**Exercise description:**
For every line in the data below, check for the word "JSON", then state how many lines have it. Answer with the number only.

Extracted data entries
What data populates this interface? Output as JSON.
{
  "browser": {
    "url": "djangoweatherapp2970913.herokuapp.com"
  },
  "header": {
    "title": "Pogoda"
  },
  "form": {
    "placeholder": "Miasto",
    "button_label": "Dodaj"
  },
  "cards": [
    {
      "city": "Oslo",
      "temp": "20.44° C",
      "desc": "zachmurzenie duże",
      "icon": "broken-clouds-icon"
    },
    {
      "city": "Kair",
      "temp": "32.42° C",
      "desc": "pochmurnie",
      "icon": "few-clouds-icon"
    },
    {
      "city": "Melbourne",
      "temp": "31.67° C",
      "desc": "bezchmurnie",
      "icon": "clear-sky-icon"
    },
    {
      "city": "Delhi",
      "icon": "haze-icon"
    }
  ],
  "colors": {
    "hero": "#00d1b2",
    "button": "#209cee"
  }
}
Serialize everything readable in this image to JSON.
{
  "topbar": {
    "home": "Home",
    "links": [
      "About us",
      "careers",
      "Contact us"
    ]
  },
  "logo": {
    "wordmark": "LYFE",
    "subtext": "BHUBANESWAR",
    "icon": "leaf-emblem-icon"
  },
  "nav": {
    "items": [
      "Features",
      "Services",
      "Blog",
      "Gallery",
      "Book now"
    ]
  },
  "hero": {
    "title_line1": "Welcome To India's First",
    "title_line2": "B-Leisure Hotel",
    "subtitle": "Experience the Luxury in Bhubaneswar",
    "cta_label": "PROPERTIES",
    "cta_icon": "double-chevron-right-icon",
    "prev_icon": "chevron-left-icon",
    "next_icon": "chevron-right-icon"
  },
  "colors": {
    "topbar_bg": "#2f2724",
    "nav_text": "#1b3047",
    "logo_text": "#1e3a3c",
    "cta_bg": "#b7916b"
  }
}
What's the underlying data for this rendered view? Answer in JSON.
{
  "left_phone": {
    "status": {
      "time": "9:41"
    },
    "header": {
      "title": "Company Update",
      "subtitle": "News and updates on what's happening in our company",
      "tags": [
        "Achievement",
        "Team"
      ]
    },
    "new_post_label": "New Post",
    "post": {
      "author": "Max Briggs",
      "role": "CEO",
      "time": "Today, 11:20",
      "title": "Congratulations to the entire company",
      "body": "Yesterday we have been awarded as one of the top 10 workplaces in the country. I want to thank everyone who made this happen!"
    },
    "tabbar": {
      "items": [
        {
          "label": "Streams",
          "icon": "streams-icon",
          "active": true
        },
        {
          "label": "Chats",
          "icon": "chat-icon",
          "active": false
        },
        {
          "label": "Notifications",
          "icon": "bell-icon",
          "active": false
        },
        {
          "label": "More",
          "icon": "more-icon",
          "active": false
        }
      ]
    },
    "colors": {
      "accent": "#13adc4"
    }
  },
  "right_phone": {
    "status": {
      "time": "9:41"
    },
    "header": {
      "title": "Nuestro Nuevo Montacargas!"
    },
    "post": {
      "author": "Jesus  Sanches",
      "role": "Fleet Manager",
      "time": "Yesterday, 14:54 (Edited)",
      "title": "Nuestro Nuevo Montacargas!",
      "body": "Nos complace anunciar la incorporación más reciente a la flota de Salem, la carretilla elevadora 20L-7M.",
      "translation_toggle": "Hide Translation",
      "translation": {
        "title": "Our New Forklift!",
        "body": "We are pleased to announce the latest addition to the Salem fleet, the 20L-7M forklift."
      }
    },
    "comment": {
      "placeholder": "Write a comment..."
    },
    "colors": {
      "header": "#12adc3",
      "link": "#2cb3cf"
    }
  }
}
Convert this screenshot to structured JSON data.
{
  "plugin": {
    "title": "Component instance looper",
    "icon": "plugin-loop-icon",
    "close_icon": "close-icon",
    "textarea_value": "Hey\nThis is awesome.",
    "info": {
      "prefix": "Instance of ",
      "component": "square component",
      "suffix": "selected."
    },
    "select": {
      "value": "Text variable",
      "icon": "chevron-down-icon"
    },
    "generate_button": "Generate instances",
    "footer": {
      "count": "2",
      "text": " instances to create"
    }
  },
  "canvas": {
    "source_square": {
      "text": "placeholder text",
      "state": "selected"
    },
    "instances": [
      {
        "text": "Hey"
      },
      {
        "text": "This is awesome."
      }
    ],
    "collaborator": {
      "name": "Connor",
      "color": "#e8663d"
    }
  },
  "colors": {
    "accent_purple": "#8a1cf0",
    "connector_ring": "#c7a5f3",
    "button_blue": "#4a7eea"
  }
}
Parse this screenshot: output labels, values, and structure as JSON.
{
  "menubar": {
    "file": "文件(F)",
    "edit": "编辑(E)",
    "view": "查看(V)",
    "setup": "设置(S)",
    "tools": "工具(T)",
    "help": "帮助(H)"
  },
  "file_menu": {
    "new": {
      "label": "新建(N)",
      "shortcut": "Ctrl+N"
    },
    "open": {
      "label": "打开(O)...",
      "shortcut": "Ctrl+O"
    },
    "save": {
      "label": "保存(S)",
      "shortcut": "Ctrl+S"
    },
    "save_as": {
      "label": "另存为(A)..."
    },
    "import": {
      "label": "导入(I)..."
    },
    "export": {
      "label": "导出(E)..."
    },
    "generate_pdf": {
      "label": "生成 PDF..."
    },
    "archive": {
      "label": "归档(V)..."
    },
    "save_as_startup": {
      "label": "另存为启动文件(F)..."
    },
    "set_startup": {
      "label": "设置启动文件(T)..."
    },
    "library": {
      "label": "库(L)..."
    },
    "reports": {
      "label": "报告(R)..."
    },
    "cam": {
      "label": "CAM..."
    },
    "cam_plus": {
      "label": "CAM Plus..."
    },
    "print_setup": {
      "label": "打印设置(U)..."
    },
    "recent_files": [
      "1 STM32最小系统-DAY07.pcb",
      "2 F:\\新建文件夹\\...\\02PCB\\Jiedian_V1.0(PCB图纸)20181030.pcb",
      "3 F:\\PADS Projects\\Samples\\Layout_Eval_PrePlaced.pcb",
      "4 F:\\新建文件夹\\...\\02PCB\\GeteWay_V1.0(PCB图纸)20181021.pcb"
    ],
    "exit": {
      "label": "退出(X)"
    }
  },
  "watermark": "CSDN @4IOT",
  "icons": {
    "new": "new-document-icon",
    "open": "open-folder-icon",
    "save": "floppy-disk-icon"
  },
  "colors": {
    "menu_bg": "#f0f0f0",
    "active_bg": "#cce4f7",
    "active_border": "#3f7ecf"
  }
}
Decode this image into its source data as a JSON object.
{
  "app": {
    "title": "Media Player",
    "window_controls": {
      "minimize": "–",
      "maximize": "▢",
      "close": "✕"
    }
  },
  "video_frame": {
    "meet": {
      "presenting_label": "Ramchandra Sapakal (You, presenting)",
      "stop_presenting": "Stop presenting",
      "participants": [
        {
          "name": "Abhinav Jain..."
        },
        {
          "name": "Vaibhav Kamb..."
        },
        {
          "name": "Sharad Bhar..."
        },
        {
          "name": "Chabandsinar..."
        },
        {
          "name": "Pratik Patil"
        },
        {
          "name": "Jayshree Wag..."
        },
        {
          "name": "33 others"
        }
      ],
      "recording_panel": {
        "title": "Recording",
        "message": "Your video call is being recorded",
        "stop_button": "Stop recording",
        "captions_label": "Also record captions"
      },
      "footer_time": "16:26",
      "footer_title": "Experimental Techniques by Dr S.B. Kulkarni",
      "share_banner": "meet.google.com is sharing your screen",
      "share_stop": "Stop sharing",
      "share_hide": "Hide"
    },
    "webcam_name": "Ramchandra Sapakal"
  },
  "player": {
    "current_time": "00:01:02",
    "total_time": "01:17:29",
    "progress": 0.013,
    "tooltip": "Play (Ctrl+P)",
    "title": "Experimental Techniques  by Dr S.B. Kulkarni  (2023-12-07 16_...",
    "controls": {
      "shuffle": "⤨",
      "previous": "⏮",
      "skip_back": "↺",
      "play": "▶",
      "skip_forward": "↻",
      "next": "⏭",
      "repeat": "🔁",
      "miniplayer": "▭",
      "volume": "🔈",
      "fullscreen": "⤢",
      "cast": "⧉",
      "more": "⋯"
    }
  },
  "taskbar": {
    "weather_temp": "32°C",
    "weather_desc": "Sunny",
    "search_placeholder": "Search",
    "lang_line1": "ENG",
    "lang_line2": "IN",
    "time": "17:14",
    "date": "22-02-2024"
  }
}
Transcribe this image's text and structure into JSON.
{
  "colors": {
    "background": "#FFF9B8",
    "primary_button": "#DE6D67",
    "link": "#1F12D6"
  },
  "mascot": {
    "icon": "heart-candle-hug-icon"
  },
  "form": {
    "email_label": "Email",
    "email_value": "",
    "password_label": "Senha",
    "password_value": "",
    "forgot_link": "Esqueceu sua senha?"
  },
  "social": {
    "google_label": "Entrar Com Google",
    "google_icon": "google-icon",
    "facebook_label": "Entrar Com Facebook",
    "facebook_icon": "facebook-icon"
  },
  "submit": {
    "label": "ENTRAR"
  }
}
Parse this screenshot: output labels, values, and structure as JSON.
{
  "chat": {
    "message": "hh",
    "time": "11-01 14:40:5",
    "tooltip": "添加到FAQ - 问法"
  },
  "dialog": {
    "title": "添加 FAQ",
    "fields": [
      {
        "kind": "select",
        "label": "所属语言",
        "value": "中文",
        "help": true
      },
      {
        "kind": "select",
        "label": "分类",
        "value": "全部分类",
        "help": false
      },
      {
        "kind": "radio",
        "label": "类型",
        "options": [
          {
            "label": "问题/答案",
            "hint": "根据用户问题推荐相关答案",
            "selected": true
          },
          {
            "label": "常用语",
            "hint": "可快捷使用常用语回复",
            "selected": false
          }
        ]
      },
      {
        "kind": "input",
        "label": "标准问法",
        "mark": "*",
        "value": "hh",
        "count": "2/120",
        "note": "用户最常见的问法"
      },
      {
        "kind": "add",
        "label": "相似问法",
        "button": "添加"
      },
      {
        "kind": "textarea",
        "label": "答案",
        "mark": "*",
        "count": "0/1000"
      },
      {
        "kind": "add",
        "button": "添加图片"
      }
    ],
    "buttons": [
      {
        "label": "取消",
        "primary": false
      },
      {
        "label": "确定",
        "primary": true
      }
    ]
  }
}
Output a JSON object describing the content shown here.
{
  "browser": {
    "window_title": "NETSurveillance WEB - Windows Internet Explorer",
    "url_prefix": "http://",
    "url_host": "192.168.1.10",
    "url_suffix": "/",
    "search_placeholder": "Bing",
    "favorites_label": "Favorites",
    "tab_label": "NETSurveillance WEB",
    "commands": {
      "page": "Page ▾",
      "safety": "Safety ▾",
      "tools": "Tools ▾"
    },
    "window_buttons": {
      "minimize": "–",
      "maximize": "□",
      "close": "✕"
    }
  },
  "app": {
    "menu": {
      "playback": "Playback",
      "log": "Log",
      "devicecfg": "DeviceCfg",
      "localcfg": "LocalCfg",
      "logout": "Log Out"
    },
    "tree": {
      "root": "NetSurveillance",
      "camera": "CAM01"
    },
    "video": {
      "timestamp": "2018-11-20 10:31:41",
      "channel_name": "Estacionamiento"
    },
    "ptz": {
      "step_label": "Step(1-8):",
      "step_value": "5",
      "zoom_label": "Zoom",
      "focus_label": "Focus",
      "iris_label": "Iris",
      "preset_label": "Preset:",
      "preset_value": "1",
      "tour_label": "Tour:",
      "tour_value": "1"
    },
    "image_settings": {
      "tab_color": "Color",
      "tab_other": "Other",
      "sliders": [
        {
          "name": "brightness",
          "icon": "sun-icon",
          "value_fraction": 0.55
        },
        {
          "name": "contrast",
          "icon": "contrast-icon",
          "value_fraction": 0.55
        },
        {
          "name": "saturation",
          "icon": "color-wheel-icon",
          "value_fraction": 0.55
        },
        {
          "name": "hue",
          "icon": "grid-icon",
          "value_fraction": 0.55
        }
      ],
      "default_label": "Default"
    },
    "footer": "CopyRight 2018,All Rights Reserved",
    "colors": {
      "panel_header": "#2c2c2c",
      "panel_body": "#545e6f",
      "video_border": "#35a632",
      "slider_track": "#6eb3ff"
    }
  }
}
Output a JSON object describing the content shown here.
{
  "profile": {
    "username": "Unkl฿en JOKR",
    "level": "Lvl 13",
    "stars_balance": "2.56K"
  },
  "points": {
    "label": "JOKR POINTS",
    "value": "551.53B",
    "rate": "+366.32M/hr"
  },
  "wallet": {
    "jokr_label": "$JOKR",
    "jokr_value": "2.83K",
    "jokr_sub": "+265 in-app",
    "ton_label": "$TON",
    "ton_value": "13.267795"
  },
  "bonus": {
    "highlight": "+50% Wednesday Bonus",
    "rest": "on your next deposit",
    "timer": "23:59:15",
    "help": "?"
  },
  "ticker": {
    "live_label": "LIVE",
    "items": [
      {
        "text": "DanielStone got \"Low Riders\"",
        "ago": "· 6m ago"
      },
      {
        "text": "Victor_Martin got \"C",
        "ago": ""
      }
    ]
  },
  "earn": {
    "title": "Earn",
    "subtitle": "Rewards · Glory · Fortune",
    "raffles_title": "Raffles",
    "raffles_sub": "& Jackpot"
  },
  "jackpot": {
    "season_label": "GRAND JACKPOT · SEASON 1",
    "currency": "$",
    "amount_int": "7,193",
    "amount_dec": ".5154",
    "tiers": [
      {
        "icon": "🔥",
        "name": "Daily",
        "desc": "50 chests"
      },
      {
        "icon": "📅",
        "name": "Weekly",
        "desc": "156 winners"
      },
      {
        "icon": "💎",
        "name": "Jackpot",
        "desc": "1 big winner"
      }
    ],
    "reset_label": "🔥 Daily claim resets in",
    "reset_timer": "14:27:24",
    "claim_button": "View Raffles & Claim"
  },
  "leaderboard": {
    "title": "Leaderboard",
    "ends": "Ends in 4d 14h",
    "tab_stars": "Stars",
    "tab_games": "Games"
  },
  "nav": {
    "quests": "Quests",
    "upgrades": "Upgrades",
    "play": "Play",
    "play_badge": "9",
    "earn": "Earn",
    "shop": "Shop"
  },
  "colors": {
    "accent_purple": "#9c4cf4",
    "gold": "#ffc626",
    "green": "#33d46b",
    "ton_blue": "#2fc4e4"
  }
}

**Answer box:**
10